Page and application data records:
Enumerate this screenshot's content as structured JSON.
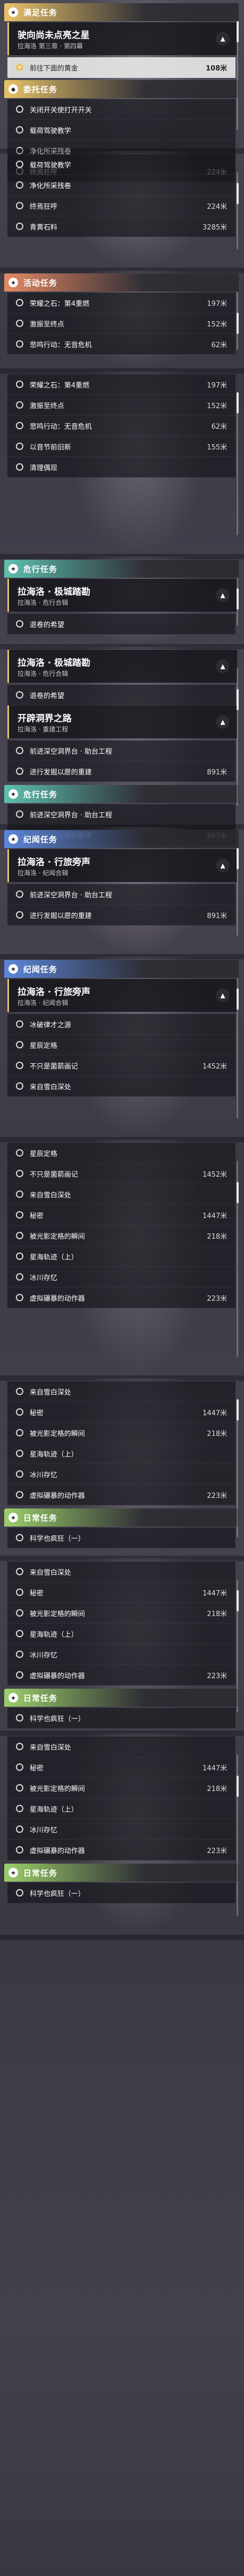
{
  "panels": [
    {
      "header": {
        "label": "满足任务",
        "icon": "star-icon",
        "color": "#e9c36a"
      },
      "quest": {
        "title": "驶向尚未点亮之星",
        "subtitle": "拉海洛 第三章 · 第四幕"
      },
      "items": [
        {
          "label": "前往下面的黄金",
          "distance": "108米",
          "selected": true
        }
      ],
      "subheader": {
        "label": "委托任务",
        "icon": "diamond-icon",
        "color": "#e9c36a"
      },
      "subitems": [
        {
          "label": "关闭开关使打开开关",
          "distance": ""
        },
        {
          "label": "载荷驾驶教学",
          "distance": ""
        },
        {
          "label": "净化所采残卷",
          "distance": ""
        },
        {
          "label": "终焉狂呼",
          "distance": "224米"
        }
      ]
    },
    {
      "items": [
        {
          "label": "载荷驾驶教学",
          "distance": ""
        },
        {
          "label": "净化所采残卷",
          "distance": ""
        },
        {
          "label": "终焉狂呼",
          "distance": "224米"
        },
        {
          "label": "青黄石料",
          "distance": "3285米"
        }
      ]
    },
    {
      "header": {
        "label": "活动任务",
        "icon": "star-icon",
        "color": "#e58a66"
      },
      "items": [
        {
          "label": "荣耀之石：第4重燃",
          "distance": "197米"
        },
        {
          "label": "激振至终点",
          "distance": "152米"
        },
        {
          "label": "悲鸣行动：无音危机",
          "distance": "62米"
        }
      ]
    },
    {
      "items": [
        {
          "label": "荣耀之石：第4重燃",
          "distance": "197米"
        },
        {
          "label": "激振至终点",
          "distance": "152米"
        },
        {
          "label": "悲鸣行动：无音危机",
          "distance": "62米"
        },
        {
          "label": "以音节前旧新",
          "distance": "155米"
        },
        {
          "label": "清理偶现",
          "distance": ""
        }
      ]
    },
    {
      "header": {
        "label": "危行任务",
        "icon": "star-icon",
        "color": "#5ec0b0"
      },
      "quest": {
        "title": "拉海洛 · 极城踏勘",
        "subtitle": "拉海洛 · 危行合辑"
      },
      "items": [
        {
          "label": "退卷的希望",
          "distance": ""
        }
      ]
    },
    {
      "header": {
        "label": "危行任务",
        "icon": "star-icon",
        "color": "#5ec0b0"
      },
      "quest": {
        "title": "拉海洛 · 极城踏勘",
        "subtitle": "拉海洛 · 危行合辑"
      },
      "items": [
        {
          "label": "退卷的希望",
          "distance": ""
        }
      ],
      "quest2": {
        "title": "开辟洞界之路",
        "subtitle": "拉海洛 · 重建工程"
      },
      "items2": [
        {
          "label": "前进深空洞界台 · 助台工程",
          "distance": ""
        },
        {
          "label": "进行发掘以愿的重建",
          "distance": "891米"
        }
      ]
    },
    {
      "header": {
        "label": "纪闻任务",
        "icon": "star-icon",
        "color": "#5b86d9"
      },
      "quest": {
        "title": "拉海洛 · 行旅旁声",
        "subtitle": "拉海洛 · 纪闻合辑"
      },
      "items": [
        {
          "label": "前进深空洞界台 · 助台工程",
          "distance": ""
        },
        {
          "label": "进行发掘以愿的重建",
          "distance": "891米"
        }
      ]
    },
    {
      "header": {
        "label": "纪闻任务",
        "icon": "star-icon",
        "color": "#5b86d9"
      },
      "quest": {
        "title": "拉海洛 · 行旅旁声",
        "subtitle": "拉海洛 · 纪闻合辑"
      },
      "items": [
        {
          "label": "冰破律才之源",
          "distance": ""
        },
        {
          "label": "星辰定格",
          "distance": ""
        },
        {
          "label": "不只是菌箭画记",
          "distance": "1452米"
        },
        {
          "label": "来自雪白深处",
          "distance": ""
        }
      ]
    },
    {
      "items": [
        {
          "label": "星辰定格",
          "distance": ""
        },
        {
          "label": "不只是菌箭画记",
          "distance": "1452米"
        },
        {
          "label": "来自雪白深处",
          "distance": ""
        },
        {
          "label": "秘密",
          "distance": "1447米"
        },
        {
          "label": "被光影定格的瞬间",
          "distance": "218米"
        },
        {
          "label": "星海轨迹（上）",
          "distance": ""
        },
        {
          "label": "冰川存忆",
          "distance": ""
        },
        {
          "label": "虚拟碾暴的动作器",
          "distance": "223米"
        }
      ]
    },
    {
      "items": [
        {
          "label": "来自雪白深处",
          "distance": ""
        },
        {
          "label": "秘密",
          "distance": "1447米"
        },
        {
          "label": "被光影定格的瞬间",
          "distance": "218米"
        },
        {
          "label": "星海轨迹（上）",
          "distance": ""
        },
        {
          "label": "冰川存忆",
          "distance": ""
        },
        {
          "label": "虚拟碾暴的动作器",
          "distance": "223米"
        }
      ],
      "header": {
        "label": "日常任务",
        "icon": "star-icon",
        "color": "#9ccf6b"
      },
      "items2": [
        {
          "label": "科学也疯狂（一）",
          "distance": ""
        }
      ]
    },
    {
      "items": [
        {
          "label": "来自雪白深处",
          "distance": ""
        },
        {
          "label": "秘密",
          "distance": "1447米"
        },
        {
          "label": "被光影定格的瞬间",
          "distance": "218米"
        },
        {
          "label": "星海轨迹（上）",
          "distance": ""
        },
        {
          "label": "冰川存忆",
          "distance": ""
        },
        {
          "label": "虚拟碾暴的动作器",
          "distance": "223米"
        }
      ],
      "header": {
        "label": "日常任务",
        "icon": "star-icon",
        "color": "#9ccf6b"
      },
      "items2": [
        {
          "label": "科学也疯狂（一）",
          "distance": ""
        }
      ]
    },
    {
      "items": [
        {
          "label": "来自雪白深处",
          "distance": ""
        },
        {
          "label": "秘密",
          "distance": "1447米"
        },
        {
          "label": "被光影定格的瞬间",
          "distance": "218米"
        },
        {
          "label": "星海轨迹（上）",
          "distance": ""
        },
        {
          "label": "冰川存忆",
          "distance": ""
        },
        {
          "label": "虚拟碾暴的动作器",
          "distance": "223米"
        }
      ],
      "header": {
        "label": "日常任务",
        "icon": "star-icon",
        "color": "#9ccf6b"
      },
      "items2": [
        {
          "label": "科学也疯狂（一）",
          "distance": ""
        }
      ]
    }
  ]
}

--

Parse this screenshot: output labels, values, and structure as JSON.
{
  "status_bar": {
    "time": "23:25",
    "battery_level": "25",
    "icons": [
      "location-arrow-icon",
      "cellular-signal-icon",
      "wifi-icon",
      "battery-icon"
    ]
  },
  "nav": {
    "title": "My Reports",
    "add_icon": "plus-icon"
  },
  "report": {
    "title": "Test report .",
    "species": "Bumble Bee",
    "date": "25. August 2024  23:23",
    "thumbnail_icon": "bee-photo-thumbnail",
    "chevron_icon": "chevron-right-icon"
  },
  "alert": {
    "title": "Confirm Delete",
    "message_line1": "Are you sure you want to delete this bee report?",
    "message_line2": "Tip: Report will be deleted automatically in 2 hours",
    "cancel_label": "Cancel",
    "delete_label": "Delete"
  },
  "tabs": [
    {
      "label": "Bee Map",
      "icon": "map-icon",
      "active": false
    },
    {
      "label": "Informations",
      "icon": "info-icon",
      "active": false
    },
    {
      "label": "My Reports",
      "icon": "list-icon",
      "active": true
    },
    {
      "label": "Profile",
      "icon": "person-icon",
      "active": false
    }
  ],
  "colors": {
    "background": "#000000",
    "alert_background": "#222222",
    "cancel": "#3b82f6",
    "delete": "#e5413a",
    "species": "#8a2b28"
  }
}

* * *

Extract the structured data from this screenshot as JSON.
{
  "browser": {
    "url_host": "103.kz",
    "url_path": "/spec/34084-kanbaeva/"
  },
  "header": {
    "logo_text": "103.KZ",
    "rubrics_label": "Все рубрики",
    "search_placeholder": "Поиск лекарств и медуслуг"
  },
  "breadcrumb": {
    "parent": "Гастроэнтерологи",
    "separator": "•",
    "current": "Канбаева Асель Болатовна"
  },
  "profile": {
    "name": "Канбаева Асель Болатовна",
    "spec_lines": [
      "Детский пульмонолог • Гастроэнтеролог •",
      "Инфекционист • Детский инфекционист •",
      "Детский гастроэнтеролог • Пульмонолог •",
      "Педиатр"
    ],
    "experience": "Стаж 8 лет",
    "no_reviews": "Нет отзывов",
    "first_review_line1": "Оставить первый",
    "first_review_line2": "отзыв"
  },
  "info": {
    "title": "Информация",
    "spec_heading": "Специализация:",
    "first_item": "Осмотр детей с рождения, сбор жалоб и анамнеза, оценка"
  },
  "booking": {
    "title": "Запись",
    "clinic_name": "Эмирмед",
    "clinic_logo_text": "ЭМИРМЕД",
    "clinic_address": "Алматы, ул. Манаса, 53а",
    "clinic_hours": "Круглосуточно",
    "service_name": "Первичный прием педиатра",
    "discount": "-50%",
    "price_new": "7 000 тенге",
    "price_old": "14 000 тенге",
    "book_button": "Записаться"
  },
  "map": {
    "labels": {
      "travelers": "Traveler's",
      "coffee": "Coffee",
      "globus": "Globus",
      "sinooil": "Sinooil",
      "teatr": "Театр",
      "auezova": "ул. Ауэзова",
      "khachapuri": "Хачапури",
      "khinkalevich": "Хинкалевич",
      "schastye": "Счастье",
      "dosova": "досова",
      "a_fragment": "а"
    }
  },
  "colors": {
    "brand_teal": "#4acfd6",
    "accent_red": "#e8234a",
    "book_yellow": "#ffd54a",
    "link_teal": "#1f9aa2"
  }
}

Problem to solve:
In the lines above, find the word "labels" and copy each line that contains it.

Response to the exercise:
Parse this screenshot: output labels, values, and structure as JSON.
    "labels": {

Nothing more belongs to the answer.